The old house in Ticket to the Haunted Mansion is just that. Dusty portraits and decrepit furnishings, glowing candles and dim chandeliers, smoky rooms obscured by shadows -- all contributing to an atmosphere where the supernatural becomes believable.

Aprile Lanza Boettcher wins for Best Production Design.



This year saw the usual greenish-gray zombie faces, rubbery monster masks, and prosthetic wound effects. The cellar dweller in The First Step was more original, with its hideously distended body and gnarled face. If any of it looked artificial, that was admirably obscured by the low lighting and soft focus, leaving much of the creature to our imagination.

Here was a striking creature effect conceived in a way that served both the story and the low budget -- $500 for the entire film.

Delia De Cock wins for Best Make-Up Effects.


Four paranormal investigators stuck in a single room for the duration of a feature film better have something interesting to do -- or see -- lest events grow static and dull. Luckily (for audiences, if not for the investigators), the room is cursed with some very bad -- but very photogenic -- mojo.

Judas Ghost is not about the characters in the roller coaster, but the ride itself. A series of hauntings and supernatural manifestations, realized by a variety of impressive special effects, makes for an exhilarating ride.

John Swinnerton wins for Best Visual Effects.


Its music sets the mood from the opening credits. A simple melody of ethereal whimsy, informing viewers that what follows will be spooky but amusing. And it maintains that emotional tone through the length of Psychic Sue, supporting the events onscreen while softening the rough edges of a delightful, but obviously low-budget, piece of fluff. Other films had music as good, but no music did more to support the film.

Mirko Rizzello wins for Best Music Soundtrack.





* The Final Tally


Tabloid Witch Award Winners


* Best Horror Feature Film .......................... Simon Pearce & Simon R. Green (Judas Ghost)

* Best Dramatic Horror Short Film .............. Daniel Brown & Kate McMeans (The First Step)

* Best Comedic Horror Short Film .............. Dave Lojek & Gemma Swain (Psychic Sue)

* Best Animated Horror Short Film .............. Ewa Łuczków (Za Edgara)

* Best Avant-Garde Horror Short Film ......... Eric Norcross (Lancaster Square)

* Best Actress .............................................. Eva Larvoire (Banshee)

* Best Actor ................................................. Gary Anthony Stennette (The Fear Box: 666 Telemarketing)

* Best Supporting Actress ........................... Judith Haley (Dark Vision)

* Best Supporting Actor ............................... Grahame Fox (Judas Ghost)

* Best Cinematography ............................... Chia-Yu Chen (Ticket to the Haunted Mansion)

* Best Sound ................................................ Daniel Brown (The First Step)

* Best Editing ............................................... Harold Parker (The Heebie-Jeebies)

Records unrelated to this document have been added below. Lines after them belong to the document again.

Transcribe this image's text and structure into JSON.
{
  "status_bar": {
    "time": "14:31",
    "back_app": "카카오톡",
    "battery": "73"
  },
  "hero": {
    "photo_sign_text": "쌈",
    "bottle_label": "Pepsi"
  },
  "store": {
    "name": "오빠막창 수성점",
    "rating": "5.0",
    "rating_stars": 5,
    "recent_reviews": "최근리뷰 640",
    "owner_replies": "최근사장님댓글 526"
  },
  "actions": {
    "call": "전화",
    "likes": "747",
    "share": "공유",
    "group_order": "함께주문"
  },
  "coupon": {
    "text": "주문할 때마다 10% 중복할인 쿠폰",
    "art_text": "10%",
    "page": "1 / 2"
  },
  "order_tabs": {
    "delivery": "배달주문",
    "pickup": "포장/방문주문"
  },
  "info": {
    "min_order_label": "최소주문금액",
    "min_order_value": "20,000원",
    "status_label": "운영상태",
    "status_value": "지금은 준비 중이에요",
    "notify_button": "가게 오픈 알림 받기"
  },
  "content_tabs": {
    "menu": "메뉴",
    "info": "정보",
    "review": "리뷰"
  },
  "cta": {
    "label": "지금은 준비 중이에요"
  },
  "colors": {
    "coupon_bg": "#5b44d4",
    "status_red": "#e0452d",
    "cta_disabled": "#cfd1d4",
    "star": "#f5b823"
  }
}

* Best Production Design ............................ Aprile Lanza Boettcher (Ticket to the Haunted Mansion)

* Best Visual Effects .................................... John Swinnerton (Judas Ghost)

* Best Make-Up Effects ............................... Delia De Cock (The First Step)

* Best Music Soundtrack ............................. Mirko Rizzello (Psychic Sue)


Tabloid Witch Honorable Mentions


* Jose Angel Henrickson & Mari Cielo Pajares (The Fear Box: 666 Telemarketing)

* Marc Martínez Jordán (Timothy)

* Todd Slawsby (The Heebie-Jeebies)

* Alexander Quezada (Zugar Zombie)

* Nuntakul Sakulchai (Ticket to the Haunted Mansion)

* Ben Steiner (The Stomach)

* Sean van Leijenhorst (Banshee)



"Hollywood Investigator" and "" and "Tabloid Witch" and "Tabloid Witch Award" trademarks are currently unregistered, but pending registration upon need for protection against improper use. The idea of marketing these terms as a commodity is a protected idea under the Lanham Act. 15 U.S.C. s 1114(1) (1994) (defining a trademark infringement claim when the plaintiff has a registered mark); 15 U.S.C. s 1125(a) (1994) (defining an action for unfair competition in the context of trademark infringement when the plaintiff holds an unregistered mark). All content is copyright by unless otherwise noted.